But let's try to be fair
, Blazer Boosters. You're digging a well of disdain, and I'm the bucket brigade... or something.
Aldridge is among players like Al Jefferson, Rudy Gay and Mike Dunleavy, Jr. who all had great individual seasons (on not very good teams). The likely favorite, though, to win the award is Hedo Turkoglu of the (playoff-bound) Orlando Magic. Turkoglu is by far having his best season (out of eight total) this year, playing alongside Dwight Howard and Rahsard Lewis. Like Aldridge, he's posting career highs per game in many categories: minutes (37.3 from 31.1), points (19.7 from 13.3), FG and 3pt.%, rebounds (5.8 from 4) and assists (5 from 2). All in the ultra-competitive Eastern Conference.

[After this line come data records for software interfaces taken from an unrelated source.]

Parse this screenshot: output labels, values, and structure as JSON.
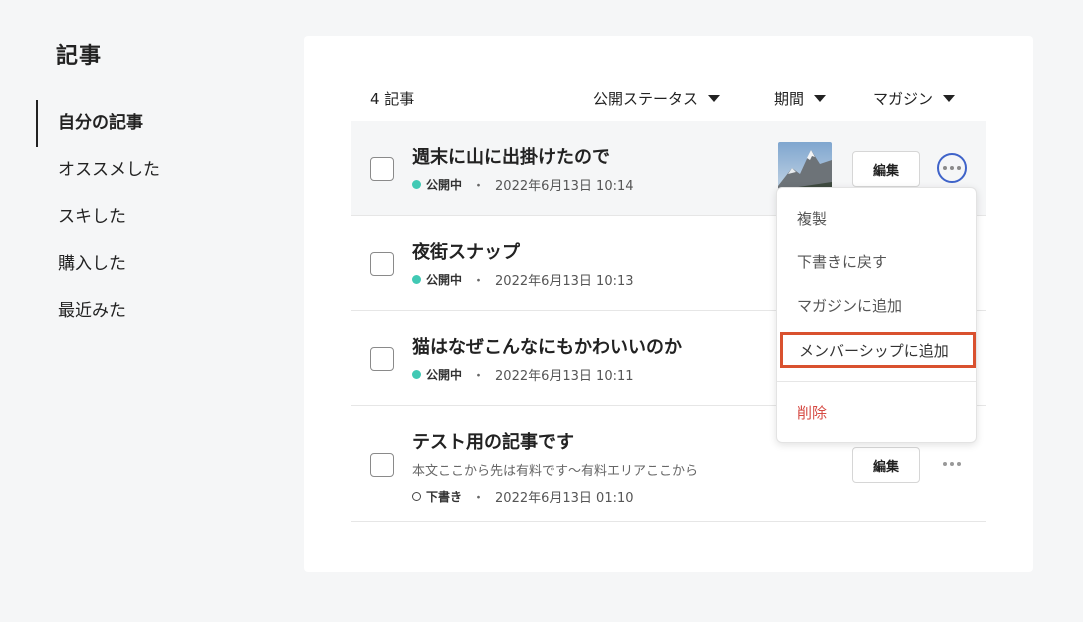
{
  "sidebar": {
    "title": "記事",
    "items": [
      {
        "label": "自分の記事",
        "active": true
      },
      {
        "label": "オススメした"
      },
      {
        "label": "スキした"
      },
      {
        "label": "購入した"
      },
      {
        "label": "最近みた"
      }
    ]
  },
  "toolbar": {
    "count": "4 記事",
    "filters": [
      "公開ステータス",
      "期間",
      "マガジン"
    ]
  },
  "articles": [
    {
      "title": "週末に山に出掛けたので",
      "status": "公開中",
      "date": "2022年6月13日 10:14",
      "edit": "編集",
      "has_thumbnail": true
    },
    {
      "title": "夜街スナップ",
      "status": "公開中",
      "date": "2022年6月13日 10:13"
    },
    {
      "title": "猫はなぜこんなにもかわいいのか",
      "status": "公開中",
      "date": "2022年6月13日 10:11"
    },
    {
      "title": "テスト用の記事です",
      "excerpt": "本文ここから先は有料です〜有料エリアここから",
      "status": "下書き",
      "date": "2022年6月13日 01:10",
      "edit": "編集"
    }
  ],
  "menu": {
    "items": [
      "複製",
      "下書きに戻す",
      "マガジンに追加",
      "メンバーシップに追加",
      "削除"
    ],
    "highlighted": "メンバーシップに追加"
  },
  "colors": {
    "published_dot": "#41c9b4",
    "highlight_border": "#d9512f",
    "delete_text": "#d64a43",
    "active_more_ring": "#3f63c9"
  }
}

It's hard to compare these two players side-by-side specifically since they play different positions, but I'll do it any way. They are close to the same size but play a different style of game. Aldridge is more of your conventional PF, mixing points inside with a smooth shooting touch from 15 and in. Turkoglu is more of a pure shooter and hangs out mainly outside the arc. Much of Hedo's strong season can be attributed to (probably) the best center in the game, Dwight Howard, commanding double teams and sucking in defenses. Aldridge is the second/first scoring option for the Blazers and often sees double teams. Aldridge is one of the better power forwards in the toughest conference the league has seen in years and is still learning how to play the PF position in the NBA. And had Greg Oden been a part of this year's lineup, we may have seen even more inflated numbers from Aldridge.
If Sean Meagher wants to call the good production on a "not very good team" play, I might as well check if the Blazers are any good. Hey, they're not even as good as the Pacers
. If Hollinger is too elitist, too world-widey, check the B-Ref SRS
. Portland is sandwiched
between Cleveland and Sacramento. It's pretty obvious there's promise in the Rose Garden, but the pats on the back can wait another season.
LMA's per game improvements have been well documented as crap
, and as much as I hate to write Hedo off, he's having a season similar to 2005-06. His AST% is up, but that's probably the result of Dwight Howard and Rashard Lewis making baskets. Everything else is all Hedo, and more possessions; Orlando's pace factor in 2005-06 was 88.3
. It's currently at 93.4
Turkoglu also leads Orlando's regular rotation in USG%. Regardless of Dwight Howard's star status, and Rashard Lewis' contract, Hedo is using a higher percentage of possessions, and playing as many minutes. Aldridge is similarly ranked
on the Blazers. Pace aside, both players are the most often used scoring options on their teams. I can't admit to counting how many times a play was called for either guy, but the end result is what really matters.
That "more of your conventional PF" stuff? Aldridge and Turkoglu definitely have different spots, but both qualify for the TYI Chaise Lounge Chuckin' Big Man Award. 65%
of Aldridge's FGA were jump-shots. 68%
of Turkoglu's FGA were jump-shots. Does Hedo win, or does convention lose?
Comparing and contrasting two players up for an award they have no business winning was a lot of laughs, unfortunately I have to move on to the lamest statement in Meagher's post. Could there be a more convenient time to say, "Aldridge is one of the better power forwards in the toughest conference the league has seen in years"? Elton Brand has only played in 6 games, Pau Gasol hasn't played next to Bynum, Marion is in the East, and Carl Landry hasn't played that much. That leaves just 6 power forwards (including former center Amare Stoudemire, and center-forward Tim Duncan) in the Western Conference with a higher 2007-08 PER than Aldridge. Good luck sneaking Aldridge into that discussion next season.
H/T to Blogabull